[WHAT YOU SHOULD DO] Look below for lines that hold the string "this" and copy each one.

[EXTRACTED INFORMATION]
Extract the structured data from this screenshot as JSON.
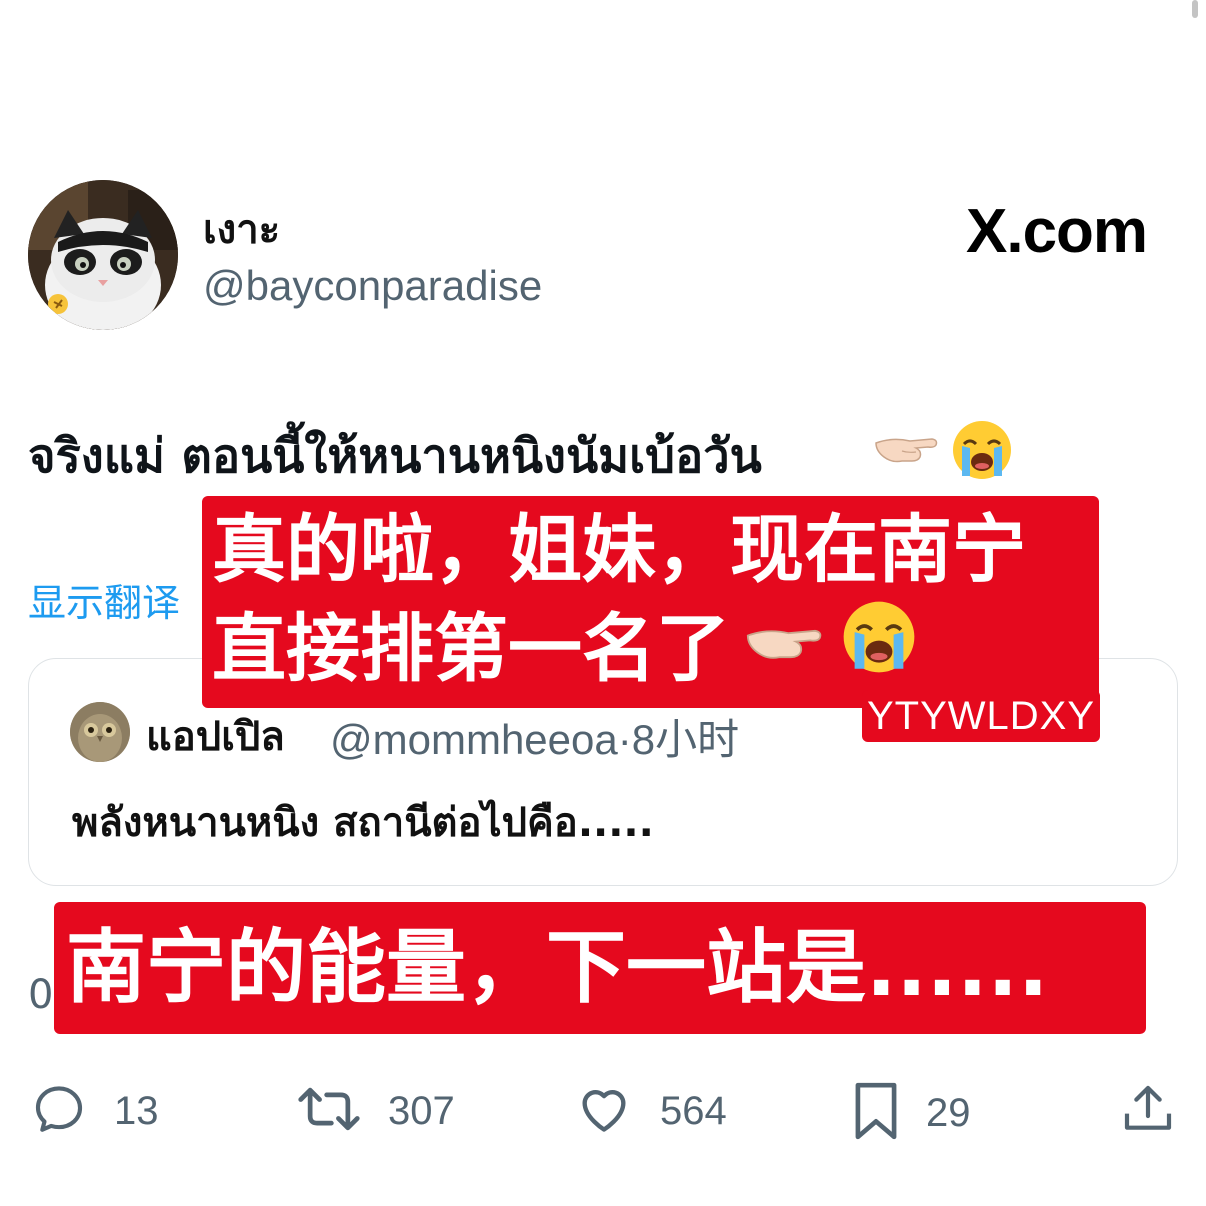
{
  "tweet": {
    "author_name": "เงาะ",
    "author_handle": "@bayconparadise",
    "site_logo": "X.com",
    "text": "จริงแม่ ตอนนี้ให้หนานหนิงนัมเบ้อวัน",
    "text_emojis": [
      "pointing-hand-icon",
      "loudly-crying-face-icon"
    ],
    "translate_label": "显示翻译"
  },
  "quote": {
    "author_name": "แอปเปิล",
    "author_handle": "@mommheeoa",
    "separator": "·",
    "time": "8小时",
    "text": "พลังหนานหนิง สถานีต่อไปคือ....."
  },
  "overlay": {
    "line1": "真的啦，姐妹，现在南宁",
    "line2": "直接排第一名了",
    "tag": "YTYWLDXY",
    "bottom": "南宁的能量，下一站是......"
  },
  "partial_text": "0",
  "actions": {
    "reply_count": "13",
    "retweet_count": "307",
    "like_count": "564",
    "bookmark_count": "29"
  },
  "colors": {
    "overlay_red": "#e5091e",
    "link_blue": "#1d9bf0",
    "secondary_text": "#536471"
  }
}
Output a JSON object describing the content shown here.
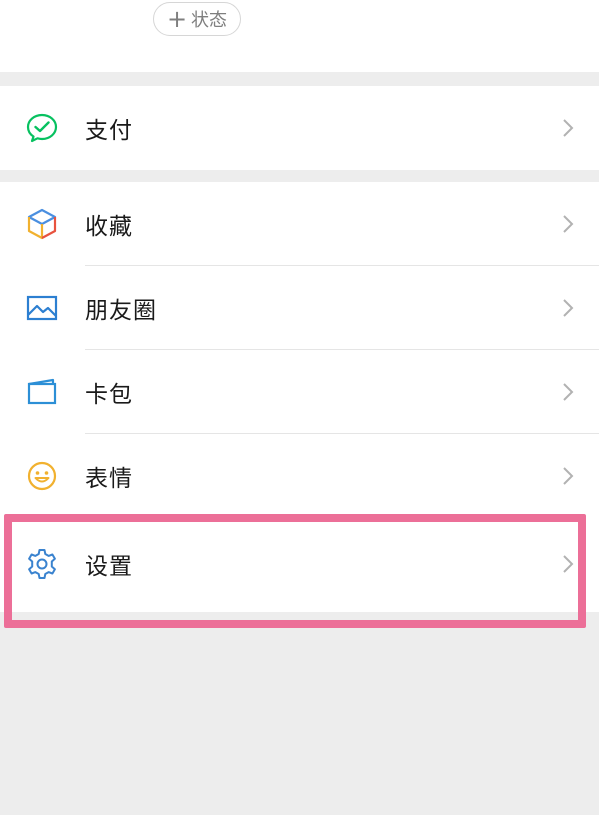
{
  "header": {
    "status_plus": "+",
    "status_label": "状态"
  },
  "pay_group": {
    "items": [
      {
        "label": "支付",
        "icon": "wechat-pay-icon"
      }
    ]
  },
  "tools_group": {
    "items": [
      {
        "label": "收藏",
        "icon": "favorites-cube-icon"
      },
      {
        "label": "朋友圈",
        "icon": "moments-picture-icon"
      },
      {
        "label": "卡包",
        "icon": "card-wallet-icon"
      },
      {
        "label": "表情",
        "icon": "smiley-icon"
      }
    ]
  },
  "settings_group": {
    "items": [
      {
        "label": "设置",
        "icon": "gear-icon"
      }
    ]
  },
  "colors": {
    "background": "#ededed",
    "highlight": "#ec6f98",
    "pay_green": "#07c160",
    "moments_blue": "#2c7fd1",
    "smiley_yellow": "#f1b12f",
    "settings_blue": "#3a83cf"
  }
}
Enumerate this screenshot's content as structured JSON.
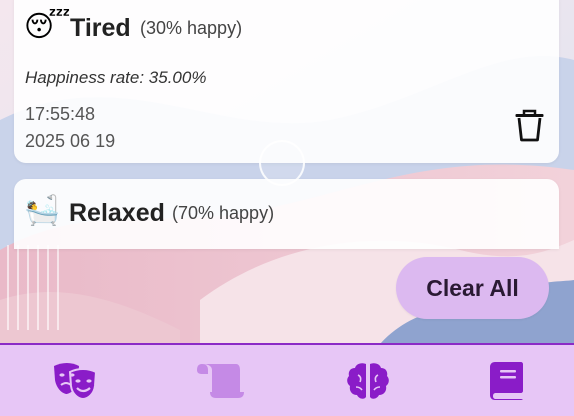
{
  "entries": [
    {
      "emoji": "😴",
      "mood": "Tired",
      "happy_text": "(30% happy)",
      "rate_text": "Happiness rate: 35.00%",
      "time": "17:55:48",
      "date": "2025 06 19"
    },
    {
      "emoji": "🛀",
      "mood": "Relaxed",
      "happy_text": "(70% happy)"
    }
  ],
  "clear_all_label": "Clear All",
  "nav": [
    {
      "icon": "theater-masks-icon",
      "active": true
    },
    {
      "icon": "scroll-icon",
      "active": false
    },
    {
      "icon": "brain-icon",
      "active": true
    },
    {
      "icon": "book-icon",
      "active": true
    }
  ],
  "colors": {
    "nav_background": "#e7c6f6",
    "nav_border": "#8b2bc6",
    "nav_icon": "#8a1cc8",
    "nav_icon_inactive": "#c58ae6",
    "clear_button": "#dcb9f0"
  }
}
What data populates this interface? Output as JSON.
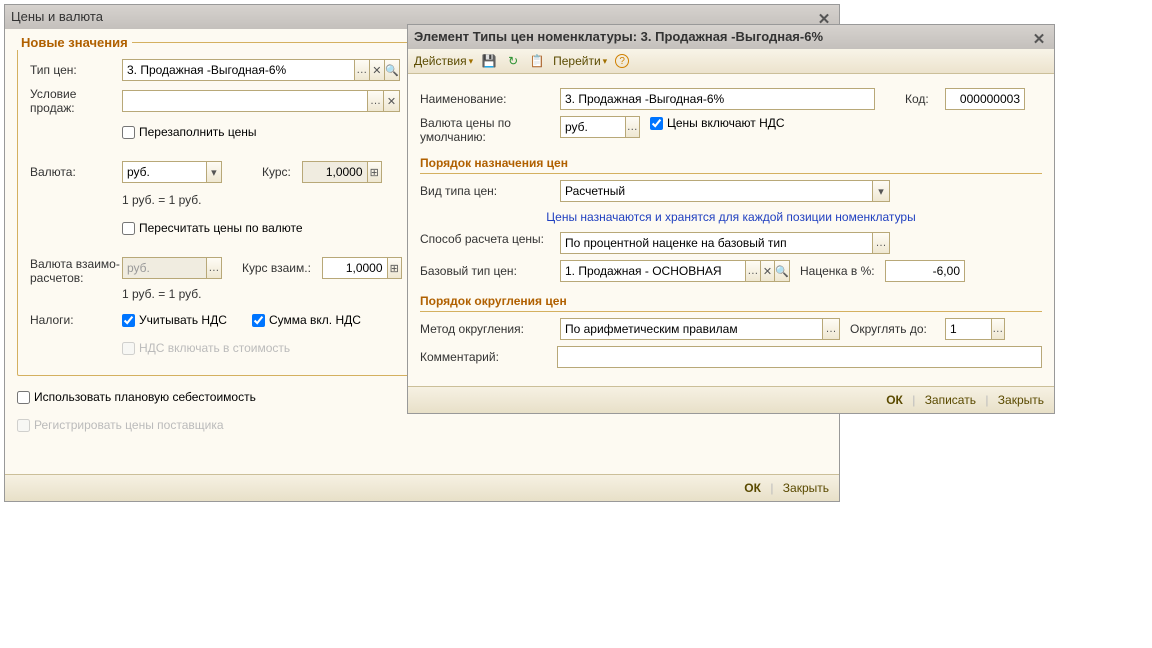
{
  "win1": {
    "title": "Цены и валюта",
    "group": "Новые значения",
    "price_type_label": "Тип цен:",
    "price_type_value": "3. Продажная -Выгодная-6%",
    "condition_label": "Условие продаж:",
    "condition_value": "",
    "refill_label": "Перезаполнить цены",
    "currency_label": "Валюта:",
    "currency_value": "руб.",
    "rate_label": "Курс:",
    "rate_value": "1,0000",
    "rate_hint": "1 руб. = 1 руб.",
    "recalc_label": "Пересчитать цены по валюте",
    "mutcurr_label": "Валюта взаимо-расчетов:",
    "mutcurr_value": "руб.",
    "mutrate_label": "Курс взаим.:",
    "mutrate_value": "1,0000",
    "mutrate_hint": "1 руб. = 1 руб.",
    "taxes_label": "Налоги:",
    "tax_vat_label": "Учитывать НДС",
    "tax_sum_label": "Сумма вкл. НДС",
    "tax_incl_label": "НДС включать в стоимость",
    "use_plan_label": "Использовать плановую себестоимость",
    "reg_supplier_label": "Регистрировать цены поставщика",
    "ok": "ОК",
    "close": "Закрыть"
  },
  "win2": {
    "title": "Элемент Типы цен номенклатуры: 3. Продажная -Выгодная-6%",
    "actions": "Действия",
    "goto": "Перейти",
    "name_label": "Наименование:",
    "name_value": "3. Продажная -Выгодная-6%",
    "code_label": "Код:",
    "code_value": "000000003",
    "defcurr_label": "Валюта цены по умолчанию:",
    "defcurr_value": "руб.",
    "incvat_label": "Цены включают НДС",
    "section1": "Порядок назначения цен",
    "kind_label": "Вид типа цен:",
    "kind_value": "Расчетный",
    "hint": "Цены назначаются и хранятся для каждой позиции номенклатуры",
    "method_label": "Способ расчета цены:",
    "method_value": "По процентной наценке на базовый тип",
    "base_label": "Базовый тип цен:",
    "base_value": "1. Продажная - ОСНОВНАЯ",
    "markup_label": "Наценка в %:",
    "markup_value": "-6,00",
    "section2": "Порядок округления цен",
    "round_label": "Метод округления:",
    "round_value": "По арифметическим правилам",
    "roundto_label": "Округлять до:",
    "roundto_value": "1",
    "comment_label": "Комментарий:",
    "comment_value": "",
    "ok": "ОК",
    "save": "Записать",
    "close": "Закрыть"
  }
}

[SOLUTION TO THE EXERCISE]
Extract the structured data from this screenshot as JSON.
Enumerate this screenshot's content as structured JSON.
What data populates this interface? Output as JSON.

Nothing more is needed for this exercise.